Publié le 3 octobre 2013
So, you have water in your manhole. OK, we know how water can hurt twisted copper pair, but what about fiber-optic splices and connectors? What then, when the flood comes along?
If properly spliced fiber is submerged underwater, will there be larger loss, more reflectance? And in the case of connectors: will the OTDR detect a fiber end due to water? Is there any way to determine whether a manhole is flooded using an OTDR signature?
Of course, most splices and connectors are housed in sealed enclosures, keeping water out even if the manhole is flooded. But let’s say that they aren’t, and water seeps in. The connection is a permanent fusion splice, so water can’t get into it. Even if the glass of the fibers is exposed by removing the coatings to make the splice, most modern fibers are now very resistant to hydrogen ingress. If you were to wrap the fiber with a water-swellable tape (something that imparts a stress on the fiber in the presence of water), you would be able to see this on the OTDR. This method is a common water-sensing technique.
As for connectors, it depends. If the connection is tight, some moisture may get in between the endfaces, but shouldn’t cause a bigger reflection. The loss would remain pretty much the same as well. However, if the connection is not tight, contaminants in the water may be able to seep in between the endfaces. This would lead to a loss, and a change in the reflectance.
Of course, the biggest issue would come from areas in which the water could freeze at lower temperatures. The major water-induced issue on splices/enclosures is mechanical, and brought about by freeze/thaw cycles, thus presenting a longer-term degradation issue. This icing/thawing cycle can cause macro/microbends, in turn leading to embrittlement of the fiber. Well manufactured fiber uses a nonporous buffer coating to minimize the presence of water molecules.

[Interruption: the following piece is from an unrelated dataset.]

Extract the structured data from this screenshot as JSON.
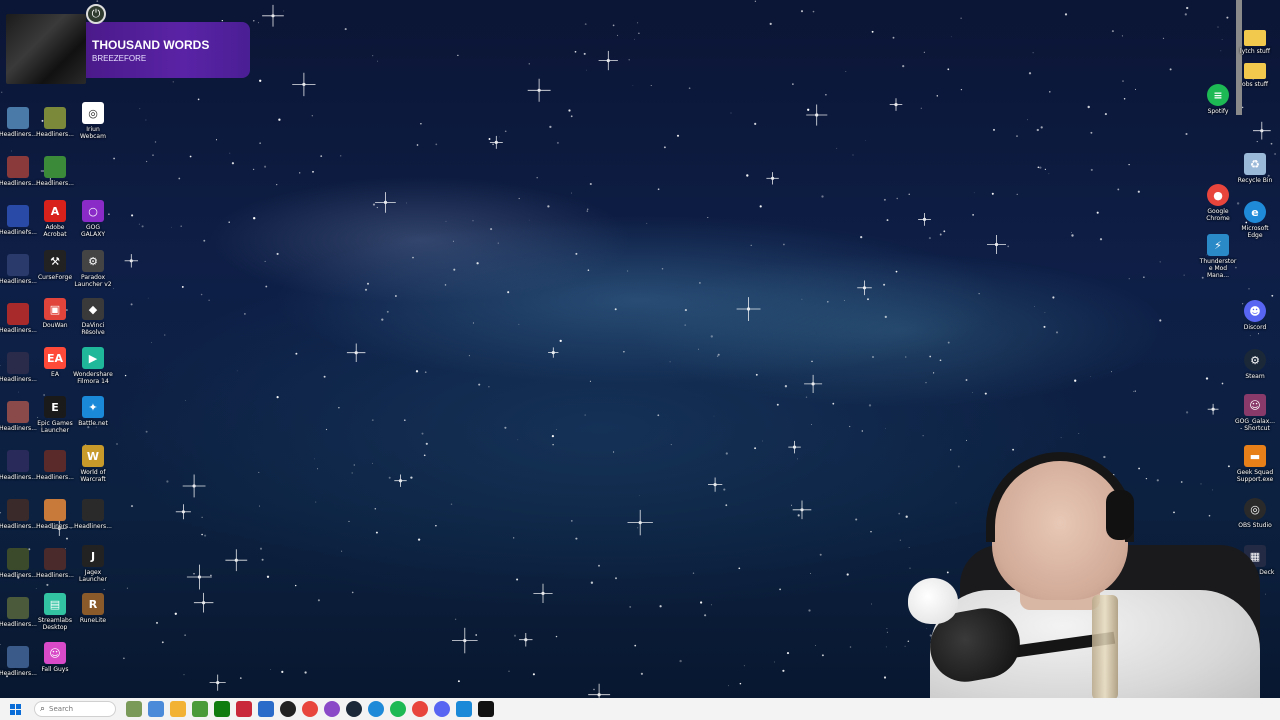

Another consideration is bonding and grounding. Corrugated armor is coated steel offering extra mechanical and rodent protection, but also implies the need to ground and bond. Corrosion of the armor often leads to failed grounding, which can be a life safety issue, not to mention a path for lightening or transient voltage to escape. While unlikely, this is all the same something to be aware of. A poorly bonded metallic element will often have an electrical current induced on it. When currents are induced, impure water (containing low levels of salts) will be hydrolyzed, meaning that the oxygen and hydrogen are split apart and released as gases. And, gaseous hydrogen is "soluble" in a large number materials due to the very small atomic size (one proton and one electron). If the fiber is exposed to pure hydrogen gas for long periods of time, it will eventually absorb the hydrogen and induce a loss near 1382.3 nm, which, if severe enough, can in turn impact other wavelengths (this wavelength is rightfully called “the water peak”). For example, 1410 nm is near enough to be impacted first. Later, if the absorption is allowed to continue, it can eventually impact shorter-wavelength C-band channels, i.e., the wavelengths used in CWDM and PON topologies.

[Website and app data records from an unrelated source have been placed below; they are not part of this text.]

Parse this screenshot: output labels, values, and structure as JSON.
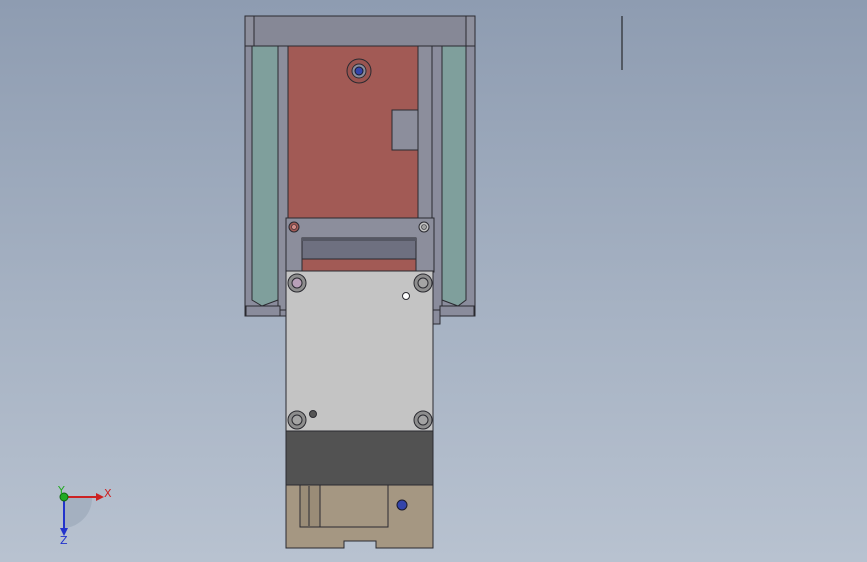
{
  "app": {
    "view": "cad-graphics-area"
  },
  "triad": {
    "x_label": "X",
    "y_label": "Y",
    "z_label": "Z"
  },
  "colors": {
    "background_top": "#8e9cb1",
    "background_bottom": "#b8c2d0",
    "frame": "#8a8c9c",
    "frame_dark": "#5c5e6c",
    "glass": "#7f9f9c",
    "motor_plate": "#a25a55",
    "carriage": "#c4c4c4",
    "block": "#525252",
    "base": "#a59782",
    "x_axis": "#cc2222",
    "y_axis": "#22aa22",
    "z_axis": "#2233cc"
  }
}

For this reason, long-term fiber degradation is just one of the many reasons why you should consider a remote fiber test system (RFTS).

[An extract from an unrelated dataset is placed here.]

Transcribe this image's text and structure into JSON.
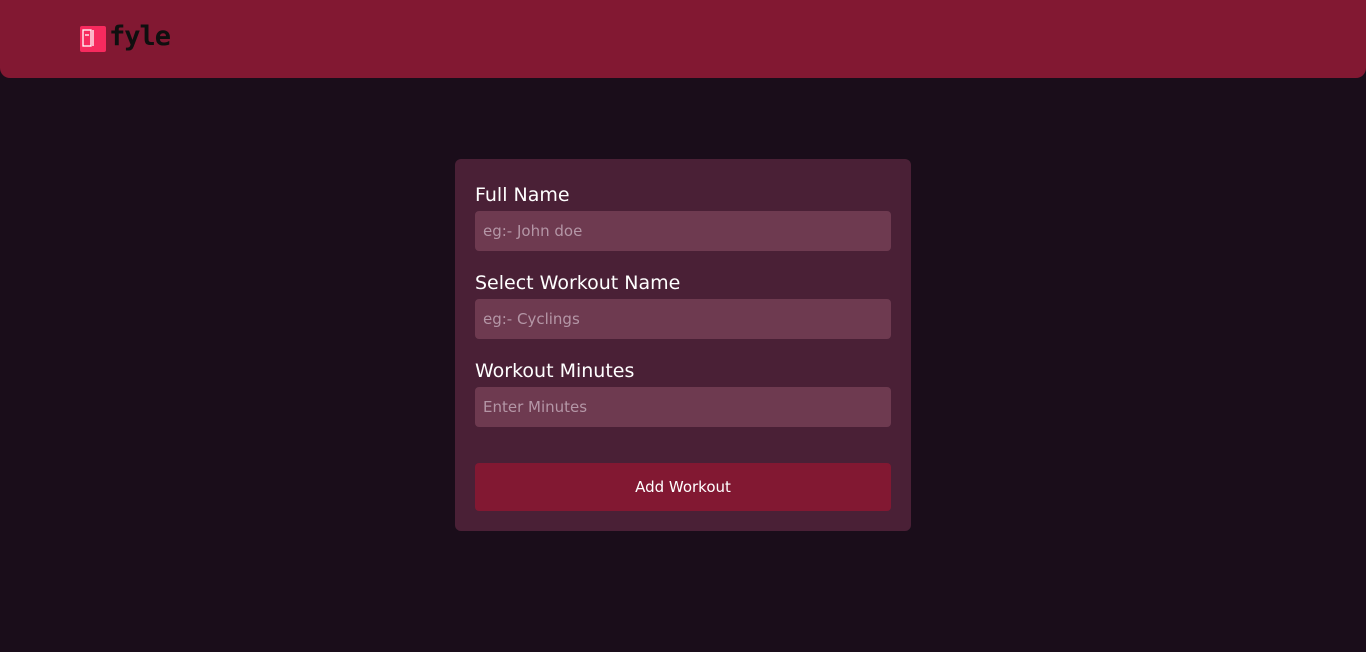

For more information about RFTS, visit our Fiber Network Monitoring and Management webpage.